So, if you can't see the comet, what is the point of this exercise? Well, now you know where the guide stars are, and on subsequent nights you can find them without the help of the Moon. As the days go on, the guide stars sink lower, and the comet rises higher, so you can be prepared when the comet finally appears. By the 25th, the comet is now near the readily recognisable star Fomalhaut and the sky is darker. The comet should now be visible to the unaided eye. Whether it is just visible or easily visible is another thing entirely.
Note that the diagrams don't show a tail, this is because we have no idea what the tail would look like. It may be short and faint and lost in the twilight, or it may be long and sort of brightish. Unlike the spectacular tail of C/2006 P1 McNaught, or the fainter but still amazing C/2011 W3 Lovejoy, which streamed up into the sky and were visible even when the comet wasn't, any tail for C/2011 L4 PAnSTARRS will be almost parallel to the horizon, and will set not long after the comet itself.
So, why look for something you possibly won't see? Just in case the comet surprises us all and is brighter than predicted, or has an out burst, or it has a spectacular tail and then you can see something wonderful. And even if you see only a dim fuzzy dot, that dot has dropped in from the farthest reches of our solar system, and is whipping around closer to the Sun than Venus, so it's pretty amazing.
If you want to wait until March, the key dates are March 5, when the comet is closest to Earth, and March 10, when the comet is closest to the Sun.
I've also made a Celestia file for you. As usual, copy the code below and save as it as a text file 2011L4.ssc in the Celestia extras folder.
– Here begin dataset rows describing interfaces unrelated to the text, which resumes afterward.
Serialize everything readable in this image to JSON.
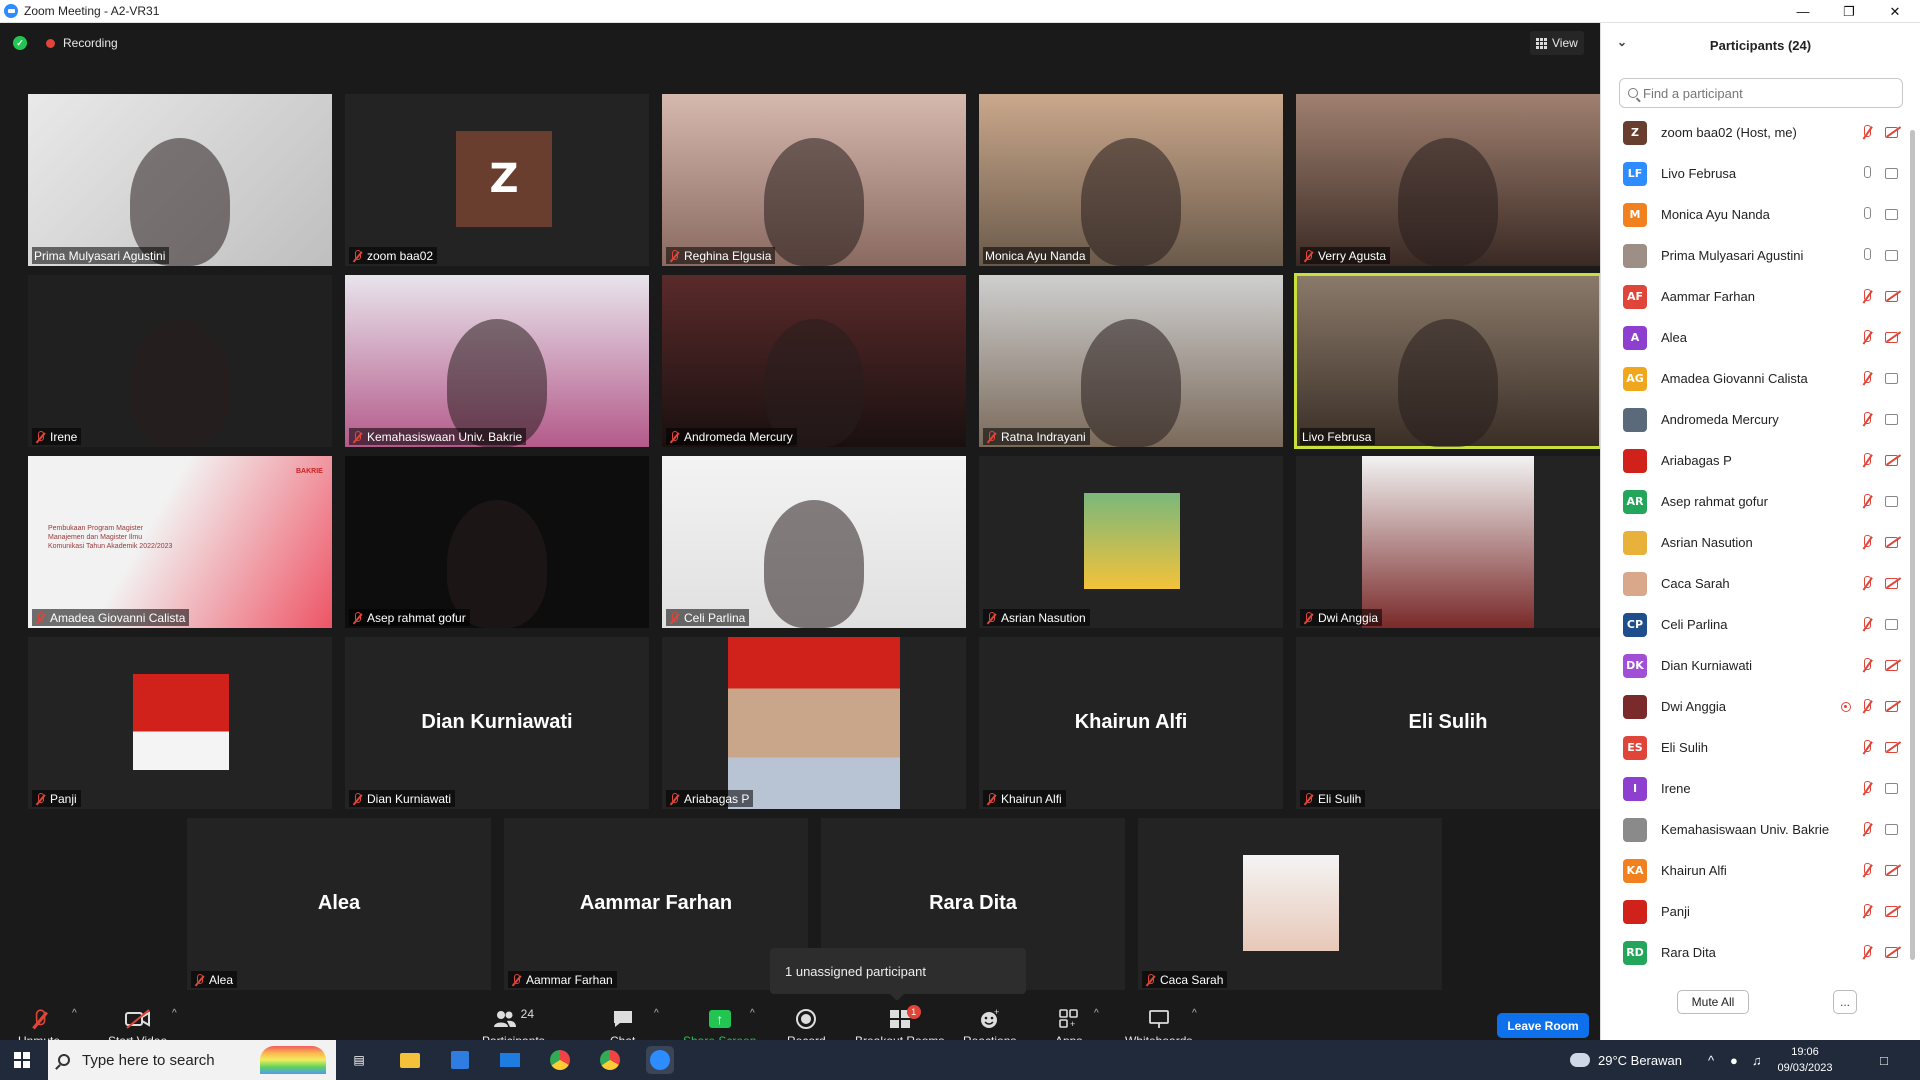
{
  "window": {
    "title": "Zoom Meeting - A2-VR31"
  },
  "topbar": {
    "recording_label": "Recording",
    "view_label": "View"
  },
  "tiles": [
    {
      "name": "Prima Mulyasari Agustini",
      "muted": false,
      "type": "video"
    },
    {
      "name": "zoom baa02",
      "muted": true,
      "type": "avatar",
      "initial": "Z"
    },
    {
      "name": "Reghina Elgusia",
      "muted": true,
      "type": "video"
    },
    {
      "name": "Monica Ayu Nanda",
      "muted": false,
      "type": "video"
    },
    {
      "name": "Verry Agusta",
      "muted": true,
      "type": "video"
    },
    {
      "name": "Irene",
      "muted": true,
      "type": "video"
    },
    {
      "name": "Kemahasiswaan Univ. Bakrie",
      "muted": true,
      "type": "video"
    },
    {
      "name": "Andromeda Mercury",
      "muted": true,
      "type": "video"
    },
    {
      "name": "Ratna Indrayani",
      "muted": true,
      "type": "video"
    },
    {
      "name": "Livo Februsa",
      "muted": false,
      "type": "video",
      "active": true
    },
    {
      "name": "Amadea Giovanni Calista",
      "muted": true,
      "type": "slide",
      "slide_text": "Pembukaan Program Magister Manajemen dan Magister Ilmu Komunikasi Tahun Akademik 2022/2023",
      "slide_logo": "BAKRIE"
    },
    {
      "name": "Asep rahmat gofur",
      "muted": true,
      "type": "video"
    },
    {
      "name": "Celi Parlina",
      "muted": true,
      "type": "video"
    },
    {
      "name": "Asrian Nasution",
      "muted": true,
      "type": "photo"
    },
    {
      "name": "Dwi Anggia",
      "muted": true,
      "type": "photo"
    },
    {
      "name": "Panji",
      "muted": true,
      "type": "photo"
    },
    {
      "name": "Dian Kurniawati",
      "muted": true,
      "type": "name",
      "big": "Dian Kurniawati"
    },
    {
      "name": "Ariabagas P",
      "muted": true,
      "type": "photo"
    },
    {
      "name": "Khairun Alfi",
      "muted": true,
      "type": "name",
      "big": "Khairun Alfi"
    },
    {
      "name": "Eli Sulih",
      "muted": true,
      "type": "name",
      "big": "Eli Sulih"
    },
    {
      "name": "Alea",
      "muted": true,
      "type": "name",
      "big": "Alea"
    },
    {
      "name": "Aammar Farhan",
      "muted": true,
      "type": "name",
      "big": "Aammar Farhan"
    },
    {
      "name": "Rara Dita",
      "muted": true,
      "type": "name",
      "big": "Rara Dita"
    },
    {
      "name": "Caca Sarah",
      "muted": true,
      "type": "photo"
    }
  ],
  "popup": {
    "text": "1 unassigned participant"
  },
  "toolbar": {
    "unmute": "Unmute",
    "start_video": "Start Video",
    "participants": "Participants",
    "participants_count": "24",
    "chat": "Chat",
    "share_screen": "Share Screen",
    "record": "Record",
    "breakout_rooms": "Breakout Rooms",
    "breakout_badge": "1",
    "reactions": "Reactions",
    "apps": "Apps",
    "whiteboards": "Whiteboards",
    "leave_room": "Leave Room"
  },
  "panel": {
    "title": "Participants (24)",
    "search_placeholder": "Find a participant",
    "mute_all": "Mute All",
    "more": "...",
    "participants": [
      {
        "name": "zoom baa02 (Host, me)",
        "initials": "Z",
        "color": "#6a3e2e",
        "mic": "muted",
        "cam": "off"
      },
      {
        "name": "Livo Februsa",
        "initials": "LF",
        "color": "#2d8cff",
        "mic": "on",
        "cam": "on"
      },
      {
        "name": "Monica Ayu Nanda",
        "initials": "M",
        "color": "#f0811e",
        "mic": "on",
        "cam": "on"
      },
      {
        "name": "Prima Mulyasari Agustini",
        "initials": "",
        "color": "#9e8f86",
        "mic": "on",
        "cam": "on"
      },
      {
        "name": "Aammar Farhan",
        "initials": "AF",
        "color": "#e0453a",
        "mic": "muted",
        "cam": "off"
      },
      {
        "name": "Alea",
        "initials": "A",
        "color": "#8f3fcf",
        "mic": "muted",
        "cam": "off"
      },
      {
        "name": "Amadea Giovanni Calista",
        "initials": "AG",
        "color": "#f0a71e",
        "mic": "muted",
        "cam": "on"
      },
      {
        "name": "Andromeda Mercury",
        "initials": "",
        "color": "#5a6a7a",
        "mic": "muted",
        "cam": "on"
      },
      {
        "name": "Ariabagas P",
        "initials": "",
        "color": "#d0221a",
        "mic": "muted",
        "cam": "off"
      },
      {
        "name": "Asep rahmat gofur",
        "initials": "AR",
        "color": "#23a55a",
        "mic": "muted",
        "cam": "on"
      },
      {
        "name": "Asrian Nasution",
        "initials": "",
        "color": "#e8b23a",
        "mic": "muted",
        "cam": "off"
      },
      {
        "name": "Caca Sarah",
        "initials": "",
        "color": "#d9a88a",
        "mic": "muted",
        "cam": "off"
      },
      {
        "name": "Celi Parlina",
        "initials": "CP",
        "color": "#1e4e8c",
        "mic": "muted",
        "cam": "on"
      },
      {
        "name": "Dian Kurniawati",
        "initials": "DK",
        "color": "#a04fd6",
        "mic": "muted",
        "cam": "off"
      },
      {
        "name": "Dwi Anggia",
        "initials": "",
        "color": "#7a2a2a",
        "mic": "muted",
        "cam": "off",
        "recording": true
      },
      {
        "name": "Eli Sulih",
        "initials": "ES",
        "color": "#e0453a",
        "mic": "muted",
        "cam": "off"
      },
      {
        "name": "Irene",
        "initials": "I",
        "color": "#8f3fcf",
        "mic": "muted",
        "cam": "on"
      },
      {
        "name": "Kemahasiswaan Univ. Bakrie",
        "initials": "",
        "color": "#8a8a8a",
        "mic": "muted",
        "cam": "on"
      },
      {
        "name": "Khairun Alfi",
        "initials": "KA",
        "color": "#f0811e",
        "mic": "muted",
        "cam": "off"
      },
      {
        "name": "Panji",
        "initials": "",
        "color": "#d0221a",
        "mic": "muted",
        "cam": "off"
      },
      {
        "name": "Rara Dita",
        "initials": "RD",
        "color": "#23a55a",
        "mic": "muted",
        "cam": "off"
      }
    ]
  },
  "taskbar": {
    "search_placeholder": "Type here to search",
    "weather": "29°C  Berawan",
    "time": "19:06",
    "date": "09/03/2023"
  }
}
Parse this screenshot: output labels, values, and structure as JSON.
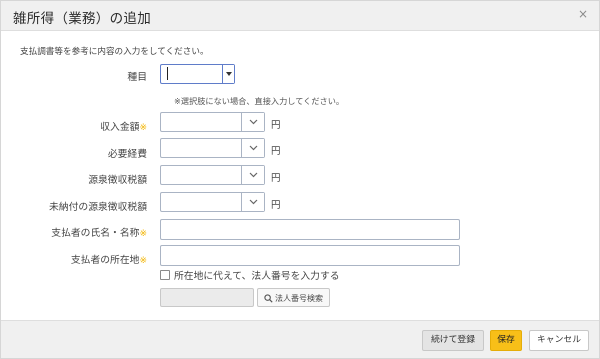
{
  "dialog": {
    "title": "雑所得（業務）の追加",
    "close_glyph": "×"
  },
  "intro": "支払調書等を参考に内容の入力をしてください。",
  "fields": {
    "type": {
      "label": "種目",
      "value": ""
    },
    "type_note": "※選択肢にない場合、直接入力してください。",
    "income": {
      "label": "収入金額",
      "required_mark": "※",
      "unit": "円",
      "value": ""
    },
    "expenses": {
      "label": "必要経費",
      "unit": "円",
      "value": ""
    },
    "withholding": {
      "label": "源泉徴収税額",
      "unit": "円",
      "value": ""
    },
    "unpaid_withholding": {
      "label": "未納付の源泉徴収税額",
      "unit": "円",
      "value": ""
    },
    "payer_name": {
      "label": "支払者の氏名・名称",
      "required_mark": "※",
      "value": ""
    },
    "payer_address": {
      "label": "支払者の所在地",
      "required_mark": "※",
      "value": ""
    },
    "corp_number_checkbox": {
      "label": "所在地に代えて、法人番号を入力する",
      "checked": false
    },
    "corp_number": {
      "value": "",
      "search_label": "法人番号検索"
    }
  },
  "footer": {
    "continue_label": "続けて登録",
    "save_label": "保存",
    "cancel_label": "キャンセル"
  },
  "colors": {
    "accent_save": "#f8bf18",
    "required_mark": "#f2b400",
    "focus_border": "#5f7cc9"
  },
  "icons": [
    "close-icon",
    "chevron-down-icon",
    "dropdown-triangle-icon",
    "search-icon",
    "checkbox-icon"
  ]
}
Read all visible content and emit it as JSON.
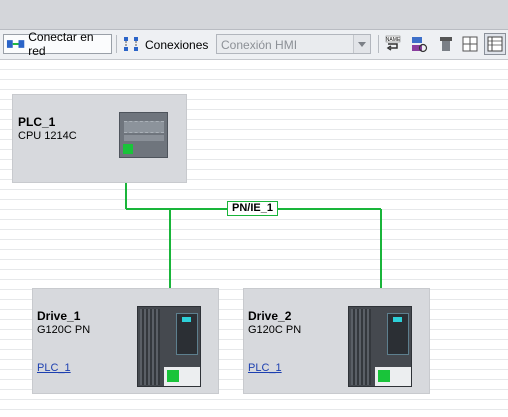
{
  "toolbar": {
    "connect_network_label": "Conectar en red",
    "connections_label": "Conexiones",
    "connection_type": {
      "selected": "Conexión HMI"
    }
  },
  "network": {
    "subnet_label": "PN/IE_1",
    "line_color": "#19b53a"
  },
  "devices": {
    "plc": {
      "name": "PLC_1",
      "type": "CPU 1214C"
    },
    "drive1": {
      "name": "Drive_1",
      "type": "G120C PN",
      "controller_link": "PLC_1"
    },
    "drive2": {
      "name": "Drive_2",
      "type": "G120C PN",
      "controller_link": "PLC_1"
    }
  },
  "colors": {
    "port_green": "#19c43a",
    "link_blue": "#1c3fb0"
  }
}
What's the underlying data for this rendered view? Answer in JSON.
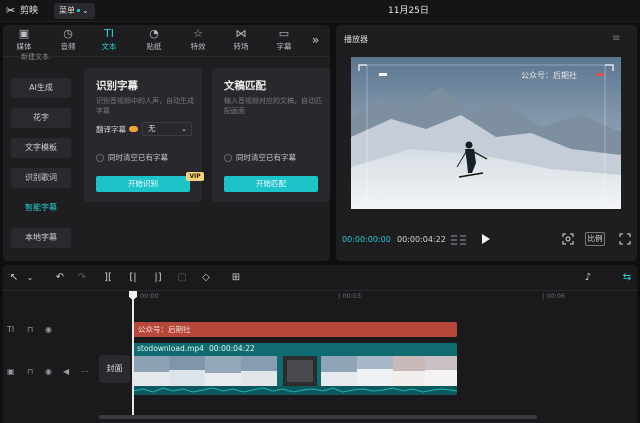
{
  "titlebar": {
    "app_name": "剪映",
    "menu_label": "菜单",
    "date": "11月25日"
  },
  "tabs": [
    {
      "label": "媒体",
      "icon": "media-icon"
    },
    {
      "label": "音频",
      "icon": "audio-icon"
    },
    {
      "label": "文本",
      "icon": "text-icon",
      "active": true
    },
    {
      "label": "贴纸",
      "icon": "sticker-icon"
    },
    {
      "label": "特效",
      "icon": "effects-icon"
    },
    {
      "label": "转场",
      "icon": "transition-icon"
    },
    {
      "label": "字幕",
      "icon": "subtitle-icon"
    }
  ],
  "text_subnav": {
    "top_partial": "新建文本",
    "items": [
      "AI生成",
      "花字",
      "文字模板",
      "识别歌词",
      "智能字幕",
      "本地字幕"
    ],
    "active": "智能字幕"
  },
  "recognize_card": {
    "title": "识别字幕",
    "desc": "识别音视频中的人声，自动生成字幕",
    "translate_label": "翻译字幕",
    "translate_value": "无",
    "clear_label": "同时清空已有字幕",
    "button": "开始识别",
    "vip": "VIP"
  },
  "script_card": {
    "title": "文稿匹配",
    "desc": "输入音视频对应的文稿，自动匹配画面",
    "clear_label": "同时清空已有字幕",
    "button": "开始匹配"
  },
  "player": {
    "title": "播放器",
    "watermark": "公众号：后期社",
    "current_time": "00:00:00:00",
    "total_time": "00:00:04:22",
    "ratio_label": "比例"
  },
  "timeline": {
    "ruler": [
      "00:00",
      "| 00:03",
      "| 00:06"
    ],
    "text_clip": "公众号：后期社",
    "video_clip_name": "stodownload.mp4",
    "video_clip_duration": "00:00:04:22",
    "cover_label": "封面"
  },
  "colors": {
    "accent": "#2ad1d6",
    "text_clip": "#b5483b",
    "video_clip": "#0f6b70"
  }
}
For soem reason, the name and th orbit of the comet doesn't come up, even when other comets with very similar parameters, like Elenin, do. Still it will let you follow the comet.
Class "comet" # Just copying the data for Halley
Radius 5 # best guess at maximum semi-axis
MeshCenter [ -0.338 1.303 0.230 ]
Epoch 2456361.66972 # 2013 Mar. 10.1697 TT
Period 1117595.564 # (q/(e-1))^1.5 hyperbolic orbit
SemiMajorAxis -30303.0303 #Hyperbolic orbit
# Again, this data is copied straight from the ssc files for Halleys’ Comet
# chaotic rotation, imperfectly defined:
# this version from "The New Solar System", 4th Edition; Eds.
# JK Beatty, CC Petersen, A Chaikin
Period 170 # 7.1 day axial rotation period
PrecessionPeriod 3457004.12 # 3.7 day precession period
Am off to find a a stellarium file as well.
Unfortunately been clouded out for weeks here. Might get some clear skies if Sandra doesn't blot us out soon.